### Work item
Reproduce every entry below precisely; do not include the pictures.

### Data
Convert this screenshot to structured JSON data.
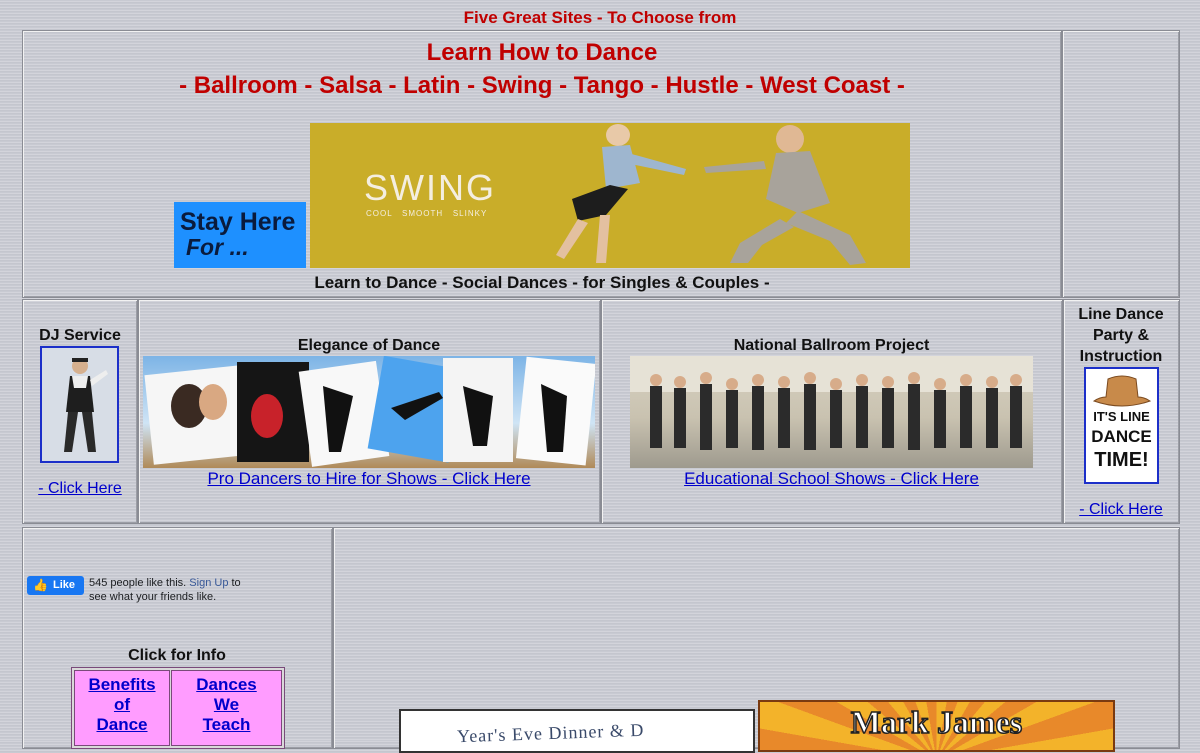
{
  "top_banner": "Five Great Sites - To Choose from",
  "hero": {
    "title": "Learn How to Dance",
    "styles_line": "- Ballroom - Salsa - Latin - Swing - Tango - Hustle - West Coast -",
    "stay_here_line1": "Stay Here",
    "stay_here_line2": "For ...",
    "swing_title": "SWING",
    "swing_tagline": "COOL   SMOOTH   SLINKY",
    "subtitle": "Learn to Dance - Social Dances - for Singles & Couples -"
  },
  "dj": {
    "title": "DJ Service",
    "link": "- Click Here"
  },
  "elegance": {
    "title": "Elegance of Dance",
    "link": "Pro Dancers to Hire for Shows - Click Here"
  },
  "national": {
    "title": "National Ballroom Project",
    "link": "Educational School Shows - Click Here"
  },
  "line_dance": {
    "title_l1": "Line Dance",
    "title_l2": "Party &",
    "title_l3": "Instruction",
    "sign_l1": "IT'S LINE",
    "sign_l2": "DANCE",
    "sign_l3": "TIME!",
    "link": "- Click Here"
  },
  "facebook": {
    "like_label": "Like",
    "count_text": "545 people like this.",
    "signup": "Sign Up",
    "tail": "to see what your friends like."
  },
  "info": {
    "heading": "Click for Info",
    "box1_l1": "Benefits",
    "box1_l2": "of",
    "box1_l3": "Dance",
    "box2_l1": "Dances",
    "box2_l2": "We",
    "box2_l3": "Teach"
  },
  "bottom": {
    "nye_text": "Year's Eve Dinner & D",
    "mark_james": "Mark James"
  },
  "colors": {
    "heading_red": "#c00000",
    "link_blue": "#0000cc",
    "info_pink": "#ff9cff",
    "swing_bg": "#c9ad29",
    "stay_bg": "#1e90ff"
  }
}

### Task solution
Convert this screenshot to structured JSON data.
{
  "top_banner": "Five Great Sites - To Choose from",
  "hero": {
    "title": "Learn How to Dance",
    "styles_line": "- Ballroom - Salsa - Latin - Swing - Tango - Hustle - West Coast -",
    "stay_here_line1": "Stay Here",
    "stay_here_line2": "For ...",
    "swing_title": "SWING",
    "swing_tagline": "COOL   SMOOTH   SLINKY",
    "subtitle": "Learn to Dance - Social Dances - for Singles & Couples -"
  },
  "dj": {
    "title": "DJ Service",
    "link": "- Click Here"
  },
  "elegance": {
    "title": "Elegance of Dance",
    "link": "Pro Dancers to Hire for Shows - Click Here"
  },
  "national": {
    "title": "National Ballroom Project",
    "link": "Educational School Shows - Click Here"
  },
  "line_dance": {
    "title_l1": "Line Dance",
    "title_l2": "Party &",
    "title_l3": "Instruction",
    "sign_l1": "IT'S LINE",
    "sign_l2": "DANCE",
    "sign_l3": "TIME!",
    "link": "- Click Here"
  },
  "facebook": {
    "like_label": "Like",
    "count_text": "545 people like this.",
    "signup": "Sign Up",
    "tail": "to see what your friends like."
  },
  "info": {
    "heading": "Click for Info",
    "box1_l1": "Benefits",
    "box1_l2": "of",
    "box1_l3": "Dance",
    "box2_l1": "Dances",
    "box2_l2": "We",
    "box2_l3": "Teach"
  },
  "bottom": {
    "nye_text": "Year's Eve Dinner & D",
    "mark_james": "Mark James"
  },
  "colors": {
    "heading_red": "#c00000",
    "link_blue": "#0000cc",
    "info_pink": "#ff9cff",
    "swing_bg": "#c9ad29",
    "stay_bg": "#1e90ff"
  }
}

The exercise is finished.